RevOps, or Revenue Operations, refers to a central function that consolidates previously siloed operations teams in sales, marketing and customer service departments.
More information on RevOps is available at https://learn.marsdd.com/article/getting-started-with-revenue-operations-revops/.
Remember, large companies have the luxury of directing resources on a wide variety of projects. Equipping them with key financial metrics from a business case will allow for a rational, dispassionate comparison of your pilot vs. other opportunities. The exercise itself will help you better communicate your value proposition and weed out those prospects who aren’t a good fit.
Know the Needs vs. Wants
As you’re building toward your pilot, you need to ensure that you’ve established clear metrics that the pilot will aim to achieve. In the case of FindBob, we assist enterprises to manage, engage, retain and acquire distribution talent. So, while we might want the organization to need our entire offering, they might only want our closed white-labeled marketplace to engage their distribution network first.
Luckily we’ll have identified this during the needs analysis and business case building stage of our engagement plan. Thus, the KPIs we’ll track during the pilot period might be purely marketplace metrics like GMV (gross merchandise value), buyer to seller ratios, MAU (monthly active users), number of quality connections, etc. Whatever your KPIs might be, be sure to center them around the needs of the enterprise to show that you are supporting their business goals.
It should go without saying that every project will be different, so be sure to communicate metrics regularly throughout the pilot phase so there’s transparency on progress and make certain there’s a process in place to adapt mid-pilot so you can course correct or adjust the metrics being tracked based on what is or isn’t working. After all, incumbents are working with you because of the agility built into your DNA. Lead with an iterative, proactive project style they know they can expect once you’ve graduated from the pilot period.
People Are the Key
Sure, we’ve all got killer products. Although we all know this “startup” label is temporary, the reality is that your product isn’t perfect. Things will invariably go off-course during the pilot, so prepare your stakeholders with a regular communication cadence and a risk mitigation process that includes communication when things go sideways.
Internal communication is extremely important here. If you’re practicing RevOps, you likely have a tightly coupled sales, marketing and customer success organization already. Even if you aren’t, it probably makes good sense to have some sort of sales-to-customer success handoff so your success team is intimately familiar with what is important to your customer.

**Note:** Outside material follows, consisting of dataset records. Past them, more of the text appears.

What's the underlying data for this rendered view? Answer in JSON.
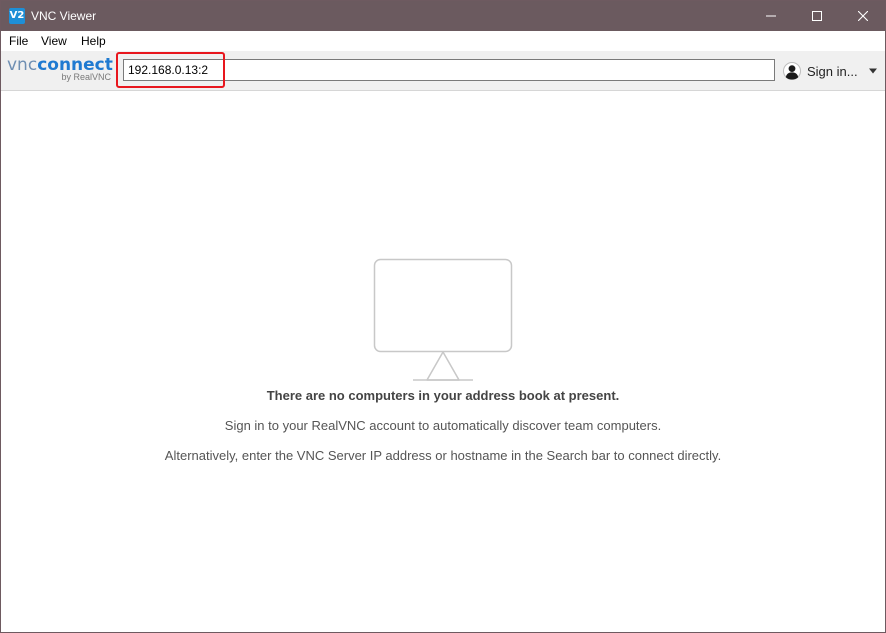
{
  "window": {
    "title": "VNC Viewer",
    "app_icon_label": "V2"
  },
  "menu": {
    "file": "File",
    "view": "View",
    "help": "Help"
  },
  "toolbar": {
    "logo_vnc": "vnc",
    "logo_connect": "connect",
    "logo_byline": "by RealVNC",
    "search_value": "192.168.0.13:2",
    "signin_label": "Sign in...",
    "annotation_color": "#e8161d"
  },
  "empty_state": {
    "title": "There are no computers in your address book at present.",
    "line1": "Sign in to your RealVNC account to automatically discover team computers.",
    "line2": "Alternatively, enter the VNC Server IP address or hostname in the Search bar to connect directly."
  },
  "colors": {
    "titlebar": "#6b5a5f",
    "accent": "#1f7ad1"
  },
  "icons": [
    "vnc-app-icon",
    "minimize-icon",
    "maximize-icon",
    "close-icon",
    "user-avatar-icon",
    "chevron-down-icon",
    "monitor-icon"
  ]
}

Take a peek at our engagement plan here, and you’ll see that steps 10-12 are all about developing a relationship with the entire project team led by our account management and customer success team.

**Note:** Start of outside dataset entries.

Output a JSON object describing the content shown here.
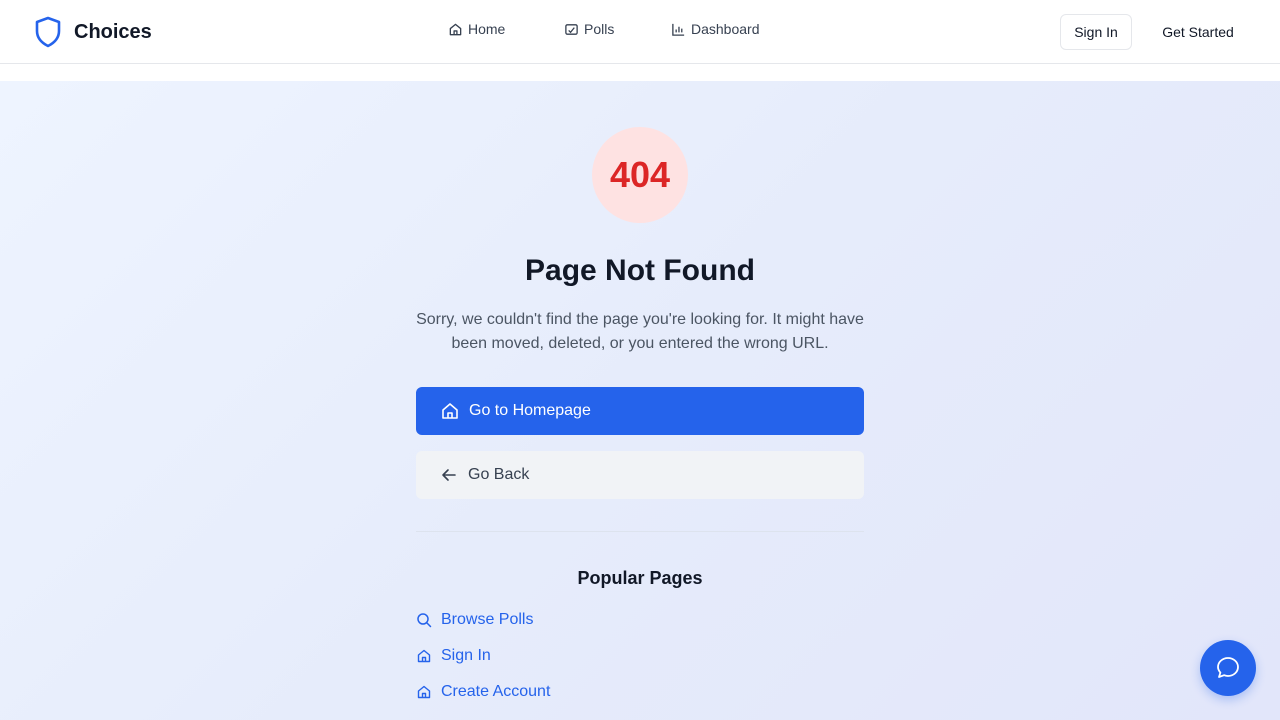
{
  "header": {
    "brand": "Choices",
    "nav": [
      {
        "label": "Home",
        "icon": "home-icon"
      },
      {
        "label": "Polls",
        "icon": "poll-icon"
      },
      {
        "label": "Dashboard",
        "icon": "bar-chart-icon"
      }
    ],
    "sign_in": "Sign In",
    "get_started": "Get Started"
  },
  "main": {
    "code": "404",
    "title": "Page Not Found",
    "description": "Sorry, we couldn't find the page you're looking for. It might have been moved, deleted, or you entered the wrong URL.",
    "primary_button": "Go to Homepage",
    "secondary_button": "Go Back",
    "popular_title": "Popular Pages",
    "popular_links": [
      {
        "label": "Browse Polls",
        "icon": "search-icon"
      },
      {
        "label": "Sign In",
        "icon": "home-icon"
      },
      {
        "label": "Create Account",
        "icon": "home-icon"
      }
    ]
  },
  "chat": {
    "icon": "chat-bubble-icon"
  },
  "colors": {
    "accent": "#2563eb",
    "error": "#dc2626",
    "error_bg": "#fee2e2"
  }
}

The best feedback during the course of a pilot that lets me know we’re on the right track is when I receive compliments about my team on the execution. We’ve got a great offering, but the last bit of runway to get off the ground and beyond the pilot stage has nothing to do with your technology. It has everything to do with the confidence your team has instilled.
What are your hacks to guarantee pilot success? I’d love to hear them and get your thoughts on the tips I shared here.